## Exercise objective
Because the entries hold pictures, reproduce only their words, exactly as written.

[Stored items]
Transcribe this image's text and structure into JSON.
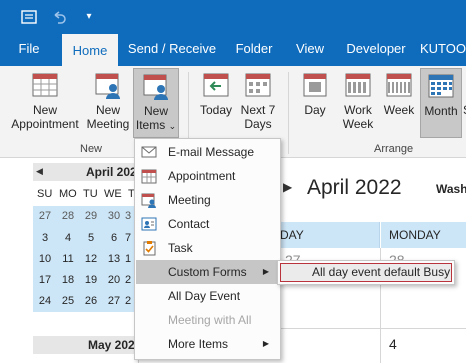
{
  "titlebar": {
    "icons": [
      "app-menu-icon",
      "undo-icon",
      "customize-qat-icon"
    ]
  },
  "tabs": [
    {
      "label": "File"
    },
    {
      "label": "Home"
    },
    {
      "label": "Send / Receive"
    },
    {
      "label": "Folder"
    },
    {
      "label": "View"
    },
    {
      "label": "Developer"
    },
    {
      "label": "KUTOO"
    }
  ],
  "ribbon": {
    "new_appointment": "New\nAppointment",
    "new_appointment_l1": "New",
    "new_appointment_l2": "Appointment",
    "new_meeting_l1": "New",
    "new_meeting_l2": "Meeting",
    "new_items_l1": "New",
    "new_items_l2": "Items",
    "new_items_caret": "⌄",
    "today": "Today",
    "next7_l1": "Next 7",
    "next7_l2": "Days",
    "day": "Day",
    "work_week_l1": "Work",
    "work_week_l2": "Week",
    "week": "Week",
    "month": "Month",
    "schedule_partial": "S",
    "group_new": "New",
    "group_arrange": "Arrange",
    "group_goto_partial": "o"
  },
  "mini_calendar": {
    "prev_arrow": "◀",
    "title": "April 2022",
    "dow": [
      "SU",
      "MO",
      "TU",
      "WE",
      "T"
    ],
    "weeks": [
      [
        "27",
        "28",
        "29",
        "30",
        "3"
      ],
      [
        "3",
        "4",
        "5",
        "6",
        "7"
      ],
      [
        "10",
        "11",
        "12",
        "13",
        "1"
      ],
      [
        "17",
        "18",
        "19",
        "20",
        "2"
      ],
      [
        "24",
        "25",
        "26",
        "27",
        "2"
      ]
    ],
    "next_title": "May 2022"
  },
  "calendar_view": {
    "nav_arrow": "▶",
    "title": "April 2022",
    "location": "Washi",
    "columns": [
      "DAY",
      "MONDAY"
    ],
    "cell_numbers": [
      "27",
      "28",
      "4"
    ]
  },
  "menu": {
    "items": [
      {
        "label": "E-mail Message",
        "icon": "email-icon",
        "enabled": true
      },
      {
        "label": "Appointment",
        "icon": "appointment-icon",
        "enabled": true
      },
      {
        "label": "Meeting",
        "icon": "meeting-icon",
        "enabled": true
      },
      {
        "label": "Contact",
        "icon": "contact-icon",
        "enabled": true
      },
      {
        "label": "Task",
        "icon": "task-icon",
        "enabled": true
      },
      {
        "label": "Custom Forms",
        "icon": "",
        "enabled": true,
        "submenu": true
      },
      {
        "label": "All Day Event",
        "icon": "",
        "enabled": true
      },
      {
        "label": "Meeting with All",
        "icon": "",
        "enabled": false
      },
      {
        "label": "More Items",
        "icon": "",
        "enabled": true,
        "submenu": true
      }
    ],
    "submenu_arrow": "▶"
  },
  "submenu": {
    "item": "All day event default Busy"
  },
  "colors": {
    "accent": "#0f6cbd",
    "highlight": "#cde6f7",
    "selection_border": "#b8333c"
  }
}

## Response area
Transcribe this image's text and structure into JSON.
{
  "titlebar": {
    "icons": [
      "app-menu-icon",
      "undo-icon",
      "customize-qat-icon"
    ]
  },
  "tabs": [
    {
      "label": "File"
    },
    {
      "label": "Home"
    },
    {
      "label": "Send / Receive"
    },
    {
      "label": "Folder"
    },
    {
      "label": "View"
    },
    {
      "label": "Developer"
    },
    {
      "label": "KUTOO"
    }
  ],
  "ribbon": {
    "new_appointment": "New\nAppointment",
    "new_appointment_l1": "New",
    "new_appointment_l2": "Appointment",
    "new_meeting_l1": "New",
    "new_meeting_l2": "Meeting",
    "new_items_l1": "New",
    "new_items_l2": "Items",
    "new_items_caret": "⌄",
    "today": "Today",
    "next7_l1": "Next 7",
    "next7_l2": "Days",
    "day": "Day",
    "work_week_l1": "Work",
    "work_week_l2": "Week",
    "week": "Week",
    "month": "Month",
    "schedule_partial": "S",
    "group_new": "New",
    "group_arrange": "Arrange",
    "group_goto_partial": "o"
  },
  "mini_calendar": {
    "prev_arrow": "◀",
    "title": "April 2022",
    "dow": [
      "SU",
      "MO",
      "TU",
      "WE",
      "T"
    ],
    "weeks": [
      [
        "27",
        "28",
        "29",
        "30",
        "3"
      ],
      [
        "3",
        "4",
        "5",
        "6",
        "7"
      ],
      [
        "10",
        "11",
        "12",
        "13",
        "1"
      ],
      [
        "17",
        "18",
        "19",
        "20",
        "2"
      ],
      [
        "24",
        "25",
        "26",
        "27",
        "2"
      ]
    ],
    "next_title": "May 2022"
  },
  "calendar_view": {
    "nav_arrow": "▶",
    "title": "April 2022",
    "location": "Washi",
    "columns": [
      "DAY",
      "MONDAY"
    ],
    "cell_numbers": [
      "27",
      "28",
      "4"
    ]
  },
  "menu": {
    "items": [
      {
        "label": "E-mail Message",
        "icon": "email-icon",
        "enabled": true
      },
      {
        "label": "Appointment",
        "icon": "appointment-icon",
        "enabled": true
      },
      {
        "label": "Meeting",
        "icon": "meeting-icon",
        "enabled": true
      },
      {
        "label": "Contact",
        "icon": "contact-icon",
        "enabled": true
      },
      {
        "label": "Task",
        "icon": "task-icon",
        "enabled": true
      },
      {
        "label": "Custom Forms",
        "icon": "",
        "enabled": true,
        "submenu": true
      },
      {
        "label": "All Day Event",
        "icon": "",
        "enabled": true
      },
      {
        "label": "Meeting with All",
        "icon": "",
        "enabled": false
      },
      {
        "label": "More Items",
        "icon": "",
        "enabled": true,
        "submenu": true
      }
    ],
    "submenu_arrow": "▶"
  },
  "submenu": {
    "item": "All day event default Busy"
  },
  "colors": {
    "accent": "#0f6cbd",
    "highlight": "#cde6f7",
    "selection_border": "#b8333c"
  }
}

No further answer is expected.